For more than 50 years, Cabbage Island Clambakes have operated almost every summer on postcard-pretty Cabbage Island, just off of Boothbay in Linekin Bay. And it’s not just for tourists.
NOTE: Originally posted in June, 2013.
This was a real nice clambake,
We’re mighty glad we came.
The vittles we et
Were good, you bet,
The company was the same.
Our hearts are warm, our bellies are full,
And we are feeling prime.
This was a real nice clambake,
And we all had a real good time.
It’s highly unlikely that those catchy lyrics are familiar – the chorus to a song from the 1956 movie “Carousel.”
“Real nice clambakes,” however, should be familiar – this is Maine, after all – and one of the best happens daily (twice on Saturdays and Sundays) in a location right out of that old movie, which was filmed, as it just so happens, in Boothbay Harbor.
For more than 50 years, Cabbage Island Clambakes have operated almost every summer on postcard-pretty Cabbage Island, just off of Boothbay in Linekin Bay. Now, before you think (I did) that taking a boat to an island for a clambake sounds a little goofy (i.e. just for tourists), it’s actually a great time. And the food’s good too.
Part of Boothbay Harbor’s annual Windjammer Days festival is a Cabbage Island Clambake for the captains, crew and passengers of the windjammers anchored out in Linekin Bay, plus assorted people involved with the festival, one of whom graciously invited me. I was ferried to the island by Harbormaster Peter Ripley and his wife Mary on their fishing boat, “Breakaway;” Cabbage Island also has its own boat, the “Bennie Alice,” which leaves from the harbor.
Cabbage Island is beautiful, and having four big schooners moored just offshore made the scenery even better. As crews brought passengers to the dock, we wandered around the 5 1/2 acre island to find the perfect picnic table. Some are right outside the main lodge (where you will enjoy your lobster if it rains) others are scattered about, so you don’t feel as if you are eating in the outdoor version of a dining hall. Staff members took orders for drinks, generously poured into plastic cups.
We watched the “bake” steaming under tarps over a wood fire until the first bell rang, indicating fish chowder was being served. The classic recipe: salt pork, onion, potato and fish in a milky broth served super hot; it was perfect.
The rest of the meal was just as well-prepared: lobster (we had just one, but CIC usually serves two per guest); steamer clams, baked potato, a whole onion, ear of corn and a hardboiled egg. Wayne Moore, who with his brother Bob is the second owner of Cabbage Island Clambakes, explained that eggs were traditionally placed on the top of the layers of a lobster bake to act as a sort of thermometer – when they are hard-cooked; everything is done.

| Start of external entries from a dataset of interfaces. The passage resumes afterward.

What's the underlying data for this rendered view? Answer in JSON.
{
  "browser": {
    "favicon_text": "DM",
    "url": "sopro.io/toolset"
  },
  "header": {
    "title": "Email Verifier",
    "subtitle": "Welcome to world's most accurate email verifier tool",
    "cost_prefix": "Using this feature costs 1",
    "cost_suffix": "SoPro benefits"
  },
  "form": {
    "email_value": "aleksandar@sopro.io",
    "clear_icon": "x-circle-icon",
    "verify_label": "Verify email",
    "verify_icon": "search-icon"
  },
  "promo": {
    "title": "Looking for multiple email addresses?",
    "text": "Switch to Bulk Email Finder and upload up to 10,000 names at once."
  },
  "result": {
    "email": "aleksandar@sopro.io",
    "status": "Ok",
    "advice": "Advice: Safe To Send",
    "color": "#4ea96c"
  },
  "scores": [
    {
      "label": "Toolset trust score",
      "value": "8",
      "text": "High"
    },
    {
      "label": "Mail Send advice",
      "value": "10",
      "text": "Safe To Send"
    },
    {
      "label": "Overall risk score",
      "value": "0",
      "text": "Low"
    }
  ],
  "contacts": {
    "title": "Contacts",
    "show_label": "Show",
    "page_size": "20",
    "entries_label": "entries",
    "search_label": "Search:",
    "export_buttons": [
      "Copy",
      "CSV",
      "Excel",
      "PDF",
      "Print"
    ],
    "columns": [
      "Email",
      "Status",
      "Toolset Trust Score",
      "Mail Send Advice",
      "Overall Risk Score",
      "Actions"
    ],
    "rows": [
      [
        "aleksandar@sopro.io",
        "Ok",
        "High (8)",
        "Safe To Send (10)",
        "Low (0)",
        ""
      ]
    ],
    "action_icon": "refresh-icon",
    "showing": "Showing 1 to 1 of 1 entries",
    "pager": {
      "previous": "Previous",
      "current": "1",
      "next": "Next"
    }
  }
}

Dessert is another Maine classic – blueberry cake – served in hefty slices.
The whole thing costs $59.95 per person (including the boat ride on the Bennie Alice out and back, but not including drinks, tax and tip). You’d pay at least that for dinner in many Portland restaurants; in my opinion, the experience is absolutely worth the price.
You can even sing the song on the way home – here’s the whole thing: